When I was 16, I fell in love with a boy who I knew I would sleep with (I did) and eventually marry (I didn’t). We did have a health class which included sex education and that was the only exposure I had to types of birth control. My Irish born mother was a fervent supporter of equal rights for women. But she wasn’t the kind of mom who was open to discussing sexuality or birth control with her teenage daughter. And speaking with my pediatrician was out of the question. Luckily, there was a place to go to for information, counseling and birth control and that was Planned Parenthood.

I can still remember looking up their number in the phone book and making the call to get an appointment. They asked me a few questions and I was scheduled for that Saturday. I recall being so embarrassed walking around Mt. Kisco looking for the address; fearful that I would be spotted by someone or that there might be protesters outside. Neither occurred.

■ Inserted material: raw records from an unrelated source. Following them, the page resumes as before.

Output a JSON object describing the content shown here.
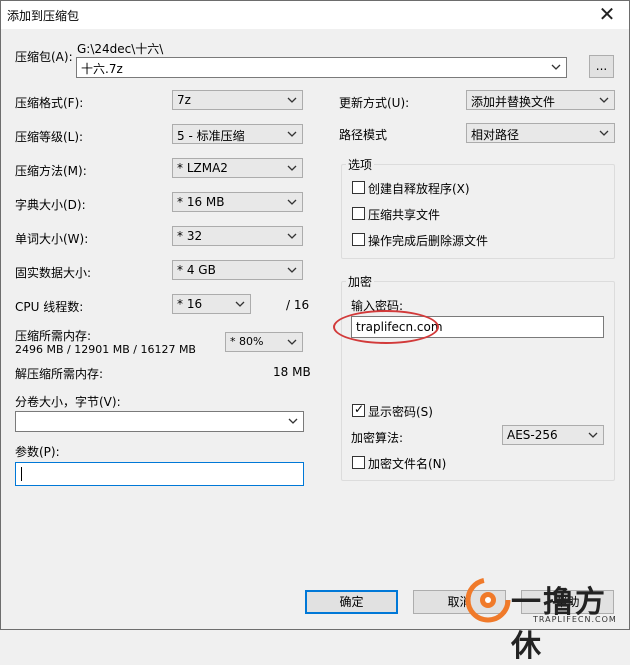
{
  "window": {
    "title": "添加到压缩包",
    "close_glyph": "✕"
  },
  "archive": {
    "label": "压缩包(A):",
    "path": "G:\\24dec\\十六\\",
    "filename": "十六.7z",
    "browse_label": "..."
  },
  "left": {
    "format_label": "压缩格式(F):",
    "format_value": "7z",
    "level_label": "压缩等级(L):",
    "level_value": "5 - 标准压缩",
    "method_label": "压缩方法(M):",
    "method_value": "* LZMA2",
    "dict_label": "字典大小(D):",
    "dict_value": "* 16 MB",
    "word_label": "单词大小(W):",
    "word_value": "* 32",
    "solid_label": "固实数据大小:",
    "solid_value": "* 4 GB",
    "threads_label": "CPU 线程数:",
    "threads_value": "* 16",
    "threads_total": "/ 16",
    "mem_comp_label": "压缩所需内存:",
    "mem_comp_detail": "2496 MB / 12901 MB / 16127 MB",
    "mem_comp_percent": "* 80%",
    "mem_decomp_label": "解压缩所需内存:",
    "mem_decomp_value": "18 MB",
    "split_label": "分卷大小，字节(V):",
    "split_value": "",
    "params_label": "参数(P):",
    "params_value": ""
  },
  "right": {
    "update_label": "更新方式(U):",
    "update_value": "添加并替换文件",
    "path_label": "路径模式",
    "path_value": "相对路径",
    "options_title": "选项",
    "opt_sfx": "创建自释放程序(X)",
    "opt_shared": "压缩共享文件",
    "opt_delete": "操作完成后删除源文件",
    "enc_title": "加密",
    "pwd_label": "输入密码:",
    "pwd_value": "traplifecn.com",
    "show_pwd": "显示密码(S)",
    "enc_method_label": "加密算法:",
    "enc_method_value": "AES-256",
    "enc_names": "加密文件名(N)"
  },
  "buttons": {
    "ok": "确定",
    "cancel": "取消",
    "help": "帮助"
  },
  "watermark": {
    "title": "一撸方休",
    "url": "TRAPLIFECN.COM"
  }
}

The appointment itself was eye opening. I was spoken to with dignity and respect. The nurses were kind, the doctor kinder. She took the time to explain everything and never once made me feel ashamed. I was able to afford the appointments and a prescription for the pill, which they provided so I didn’t have to go to a pharmacy. I used Planned Parenthood’s services for 6 years until I was working and able to afford to see a gynecologist through my insurance. I have made donations sporadically through the years. It is now, at the age of 53, that I can so clearly see the contribution they make to so many women’s lives. Planned Parenthood does not judge and does not preach, they provide.

The Women’s March on Washington solidified all of what I was taught by my mother and other strong women. Listening to the men and women speak that day and watching the faces of the people around me gave me back my strength and a sense of defiance. I watched my stepdaughter and other young women feel the groundswell of unity with others for women’s rights.

We will not go backward, we will not back down, we will fight what is wrong. We will resist.

©2017 Nadine Robbins. Unauthorized use of the images and copy from these stories is prohibited.